= Task =
Every line below needs to be printed again exactly, without any of its pictures.

= Material shown =

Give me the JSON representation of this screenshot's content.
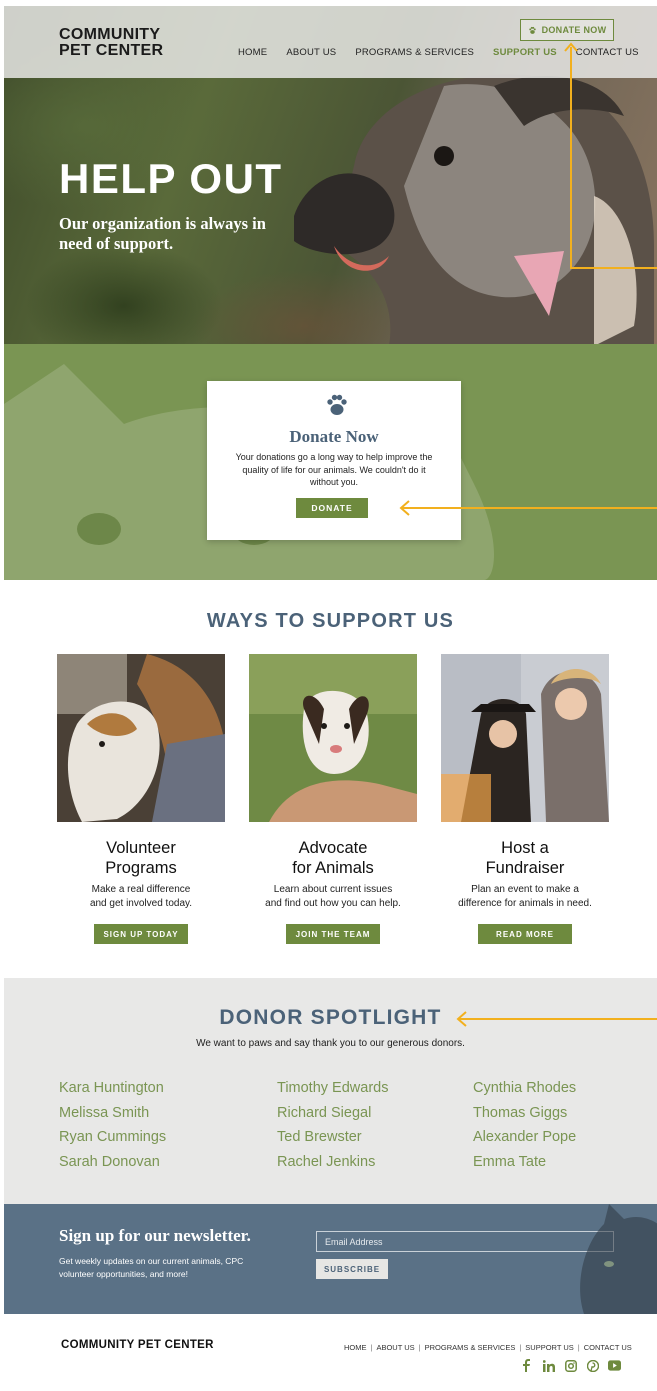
{
  "header": {
    "logo_line1": "COMMUNITY",
    "logo_line2": "PET CENTER",
    "donate_button": "DONATE NOW",
    "nav": [
      "HOME",
      "ABOUT US",
      "PROGRAMS & SERVICES",
      "SUPPORT US",
      "CONTACT US"
    ],
    "active_nav": "SUPPORT US"
  },
  "hero": {
    "title": "HELP OUT",
    "subtitle": "Our organization is always in need of support."
  },
  "donate_card": {
    "icon": "paw-icon",
    "title": "Donate Now",
    "text": "Your donations go a long way to help improve the quality of life for our animals. We couldn't do it without you.",
    "button": "DONATE"
  },
  "ways": {
    "title": "WAYS TO SUPPORT US",
    "cards": [
      {
        "title": "Volunteer\nPrograms",
        "text": "Make a real difference\nand get involved today.",
        "button": "SIGN UP TODAY"
      },
      {
        "title": "Advocate\nfor Animals",
        "text": "Learn about current issues\nand find out how you can help.",
        "button": "JOIN THE TEAM"
      },
      {
        "title": "Host a\nFundraiser",
        "text": "Plan an event to make a\ndifference for animals in need.",
        "button": "READ MORE"
      }
    ]
  },
  "spotlight": {
    "title": "DONOR SPOTLIGHT",
    "subtitle": "We want to paws and say thank you to our generous donors.",
    "columns": [
      [
        "Kara Huntington",
        "Melissa Smith",
        "Ryan Cummings",
        "Sarah Donovan"
      ],
      [
        "Timothy Edwards",
        "Richard Siegal",
        "Ted Brewster",
        "Rachel Jenkins"
      ],
      [
        "Cynthia Rhodes",
        "Thomas Giggs",
        "Alexander Pope",
        "Emma Tate"
      ]
    ]
  },
  "newsletter": {
    "title": "Sign up for our newsletter.",
    "text": "Get weekly updates on our current animals, CPC volunteer opportunities, and more!",
    "placeholder": "Email Address",
    "button": "SUBSCRIBE"
  },
  "footer": {
    "logo": "COMMUNITY PET CENTER",
    "nav": [
      "HOME",
      "ABOUT US",
      "PROGRAMS & SERVICES",
      "SUPPORT US",
      "CONTACT US"
    ],
    "social": [
      "facebook-icon",
      "linkedin-icon",
      "instagram-icon",
      "pinterest-icon",
      "youtube-icon"
    ]
  },
  "colors": {
    "green": "#6e8a3e",
    "slate": "#4b6278",
    "annotation": "#f2b01e",
    "spotlight_bg": "#e8e8e7",
    "newsletter_bg": "#5a7186"
  }
}
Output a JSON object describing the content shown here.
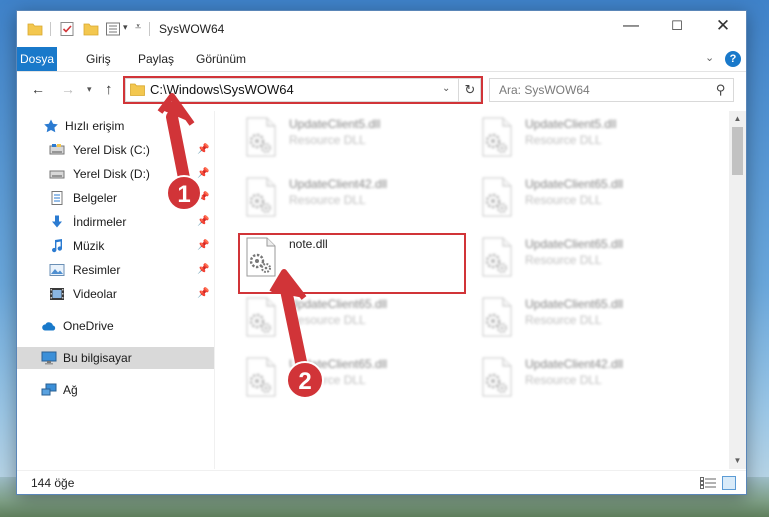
{
  "window": {
    "title": "SysWOW64",
    "controls": {
      "minimize": "—",
      "maximize": "☐",
      "close": "✕"
    }
  },
  "ribbon": {
    "tabs": [
      "Dosya",
      "Giriş",
      "Paylaş",
      "Görünüm"
    ],
    "help": "?"
  },
  "address": {
    "path": "C:\\Windows\\SysWOW64",
    "highlight_color": "#d13438"
  },
  "search": {
    "placeholder": "Ara: SysWOW64"
  },
  "sidebar": {
    "items": [
      {
        "label": "Hızlı erişim",
        "icon": "star-icon"
      },
      {
        "label": "Yerel Disk (C:)",
        "icon": "drive-icon",
        "pinned": true
      },
      {
        "label": "Yerel Disk (D:)",
        "icon": "drive-icon",
        "pinned": true
      },
      {
        "label": "Belgeler",
        "icon": "documents-icon",
        "pinned": true
      },
      {
        "label": "İndirmeler",
        "icon": "download-icon",
        "pinned": true
      },
      {
        "label": "Müzik",
        "icon": "music-icon",
        "pinned": true
      },
      {
        "label": "Resimler",
        "icon": "pictures-icon",
        "pinned": true
      },
      {
        "label": "Videolar",
        "icon": "video-icon",
        "pinned": true
      },
      {
        "label": "OneDrive",
        "icon": "cloud-icon"
      },
      {
        "label": "Bu bilgisayar",
        "icon": "computer-icon",
        "selected": true
      },
      {
        "label": "Ağ",
        "icon": "network-icon"
      }
    ]
  },
  "files": {
    "left": [
      {
        "name": "UpdateClient5.dll",
        "type": "Resource DLL"
      },
      {
        "name": "UpdateClient42.dll",
        "type": "Resource DLL"
      },
      {
        "name": "note.dll",
        "type": ""
      },
      {
        "name": "UpdateClient65.dll",
        "type": "Resource DLL"
      },
      {
        "name": "UpdateClient65.dll",
        "type": "Resource DLL"
      }
    ],
    "right": [
      {
        "name": "UpdateClient5.dll",
        "type": "Resource DLL"
      },
      {
        "name": "UpdateClient65.dll",
        "type": "Resource DLL"
      },
      {
        "name": "UpdateClient65.dll",
        "type": "Resource DLL"
      },
      {
        "name": "UpdateClient65.dll",
        "type": "Resource DLL"
      },
      {
        "name": "UpdateClient42.dll",
        "type": "Resource DLL"
      }
    ]
  },
  "status": {
    "item_count": "144 öğe"
  },
  "annotations": {
    "badge1": "1",
    "badge2": "2",
    "color": "#d13438"
  },
  "colors": {
    "accent": "#1979ca",
    "selection": "#d9d9d9"
  }
}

= Task answer =
Give me the JSON representation of this screenshot's content.
{
  "header": {
    "logo_line1": "COMMUNITY",
    "logo_line2": "PET CENTER",
    "donate_button": "DONATE NOW",
    "nav": [
      "HOME",
      "ABOUT US",
      "PROGRAMS & SERVICES",
      "SUPPORT US",
      "CONTACT US"
    ],
    "active_nav": "SUPPORT US"
  },
  "hero": {
    "title": "HELP OUT",
    "subtitle": "Our organization is always in need of support."
  },
  "donate_card": {
    "icon": "paw-icon",
    "title": "Donate Now",
    "text": "Your donations go a long way to help improve the quality of life for our animals. We couldn't do it without you.",
    "button": "DONATE"
  },
  "ways": {
    "title": "WAYS TO SUPPORT US",
    "cards": [
      {
        "title": "Volunteer\nPrograms",
        "text": "Make a real difference\nand get involved today.",
        "button": "SIGN UP TODAY"
      },
      {
        "title": "Advocate\nfor Animals",
        "text": "Learn about current issues\nand find out how you can help.",
        "button": "JOIN THE TEAM"
      },
      {
        "title": "Host a\nFundraiser",
        "text": "Plan an event to make a\ndifference for animals in need.",
        "button": "READ MORE"
      }
    ]
  },
  "spotlight": {
    "title": "DONOR SPOTLIGHT",
    "subtitle": "We want to paws and say thank you to our generous donors.",
    "columns": [
      [
        "Kara Huntington",
        "Melissa Smith",
        "Ryan Cummings",
        "Sarah Donovan"
      ],
      [
        "Timothy Edwards",
        "Richard Siegal",
        "Ted Brewster",
        "Rachel Jenkins"
      ],
      [
        "Cynthia Rhodes",
        "Thomas Giggs",
        "Alexander Pope",
        "Emma Tate"
      ]
    ]
  },
  "newsletter": {
    "title": "Sign up for our newsletter.",
    "text": "Get weekly updates on our current animals, CPC volunteer opportunities, and more!",
    "placeholder": "Email Address",
    "button": "SUBSCRIBE"
  },
  "footer": {
    "logo": "COMMUNITY PET CENTER",
    "nav": [
      "HOME",
      "ABOUT US",
      "PROGRAMS & SERVICES",
      "SUPPORT US",
      "CONTACT US"
    ],
    "social": [
      "facebook-icon",
      "linkedin-icon",
      "instagram-icon",
      "pinterest-icon",
      "youtube-icon"
    ]
  },
  "colors": {
    "green": "#6e8a3e",
    "slate": "#4b6278",
    "annotation": "#f2b01e",
    "spotlight_bg": "#e8e8e7",
    "newsletter_bg": "#5a7186"
  }
}
Output a JSON object describing the content shown here.
{
  "window": {
    "title": "SysWOW64",
    "controls": {
      "minimize": "—",
      "maximize": "☐",
      "close": "✕"
    }
  },
  "ribbon": {
    "tabs": [
      "Dosya",
      "Giriş",
      "Paylaş",
      "Görünüm"
    ],
    "help": "?"
  },
  "address": {
    "path": "C:\\Windows\\SysWOW64",
    "highlight_color": "#d13438"
  },
  "search": {
    "placeholder": "Ara: SysWOW64"
  },
  "sidebar": {
    "items": [
      {
        "label": "Hızlı erişim",
        "icon": "star-icon"
      },
      {
        "label": "Yerel Disk (C:)",
        "icon": "drive-icon",
        "pinned": true
      },
      {
        "label": "Yerel Disk (D:)",
        "icon": "drive-icon",
        "pinned": true
      },
      {
        "label": "Belgeler",
        "icon": "documents-icon",
        "pinned": true
      },
      {
        "label": "İndirmeler",
        "icon": "download-icon",
        "pinned": true
      },
      {
        "label": "Müzik",
        "icon": "music-icon",
        "pinned": true
      },
      {
        "label": "Resimler",
        "icon": "pictures-icon",
        "pinned": true
      },
      {
        "label": "Videolar",
        "icon": "video-icon",
        "pinned": true
      },
      {
        "label": "OneDrive",
        "icon": "cloud-icon"
      },
      {
        "label": "Bu bilgisayar",
        "icon": "computer-icon",
        "selected": true
      },
      {
        "label": "Ağ",
        "icon": "network-icon"
      }
    ]
  },
  "files": {
    "left": [
      {
        "name": "UpdateClient5.dll",
        "type": "Resource DLL"
      },
      {
        "name": "UpdateClient42.dll",
        "type": "Resource DLL"
      },
      {
        "name": "note.dll",
        "type": ""
      },
      {
        "name": "UpdateClient65.dll",
        "type": "Resource DLL"
      },
      {
        "name": "UpdateClient65.dll",
        "type": "Resource DLL"
      }
    ],
    "right": [
      {
        "name": "UpdateClient5.dll",
        "type": "Resource DLL"
      },
      {
        "name": "UpdateClient65.dll",
        "type": "Resource DLL"
      },
      {
        "name": "UpdateClient65.dll",
        "type": "Resource DLL"
      },
      {
        "name": "UpdateClient65.dll",
        "type": "Resource DLL"
      },
      {
        "name": "UpdateClient42.dll",
        "type": "Resource DLL"
      }
    ]
  },
  "status": {
    "item_count": "144 öğe"
  },
  "annotations": {
    "badge1": "1",
    "badge2": "2",
    "color": "#d13438"
  },
  "colors": {
    "accent": "#1979ca",
    "selection": "#d9d9d9"
  }
}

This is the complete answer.